Pírúz said, ‘O kind counsellor! I have perfect confidence in thy excessive attachment and loyalty, and of all the vazírs and ministers who wait at this court, I know thee to excel in ability and judgment; whatever then, enters thy mind, of the nature of advice and loyal recommendation, allow not thyself to fail in declaring it.’ Kárshinás made obeisance, and said,

‘O thou! beneath whose sheltering justice beasts and birds in safety live,
Whose wisdom’s rays to man sweet rest, and to the race primæval* give.

It is incumbent on every servant, when he sees his master devising a measure, to declare that which he sees to approximate nearest to the right; and if he find the royal purpose associated with error, to display the way in which mischief will result from it; and to speak with respectful gentleness; and until he observes his plans and counsels to be thoroughly sound, not to desist. And every counsellor who neglects his benefactor and does not observe what is due from an adviser, nor discharge the requirements of uprightness and confidence, must be regarded as an enemy; and the custom of asking advice of him must be abandoned; and whenever a king thus values and conceals his secrets, and secures a competent minister and an upright counsellor in whom reliance can be placed; and considers the remu­neration of those who are serviceable as an obligation according to the laws of princely rule; and recognizes the rebuking and chastisement of offenders as an intimate part of king-craft; it is most probable that his kingdom will remain permanent and his fortunes unshaken, and the hand of the vicissitudes of time will not quickly snatch from him the gifts of favorable destiny.

On faith and justice that thy throne may rest,
Be all thy labor in their culture spent:
And let the world be with thy riches blest,
That thou be glad, and God with thee content.’

The King asked, ‘How must secrets be kept hid and from whom?’ Kárshinás replied, ‘The secrets of kings are of different degrees. Some are of such a nature that the king must keep them concealed—even from himself; that is to say, he must carry his concealment of them to such excess that, as one might say, he himself is not to be the confidant of them, how then could he give even a hint of them to others? And a sage has said, on this head,

‘That which should not be mentioned, in thy mind
Keep hidden, and that so rigidly,
That should thy heart long seek the thought to find,
The search may vain and unsuccessful be.’

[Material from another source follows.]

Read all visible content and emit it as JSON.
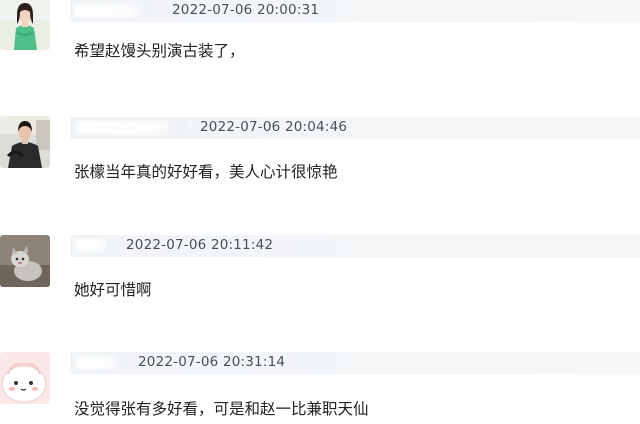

And there are a few other secret matters in which the position of confidant may be imparted to two persons, and in others it may be extended to three, and it is allowable to go as far as four and five persons. But a secret which the mind may have conceived in the matter of the owls, admits not of being confided to more than four ears and two heads.’ After the King had heard these words he turned his face towards his cabinet, and having sent for his vazír Kárshinás, introduced the subject, and inquired, first, ‘What has been the cause of the hostility and what the reason of the enmity and spirit of rivalry between us and the owls?’ He replied, ‘In ancient times a crow uttered a speech, and the owls nourished a spite in their hearts on that account, and laid the foundation of hostility, and that quarrel and feud have continued to this day.’ The King asked, ‘How was that?’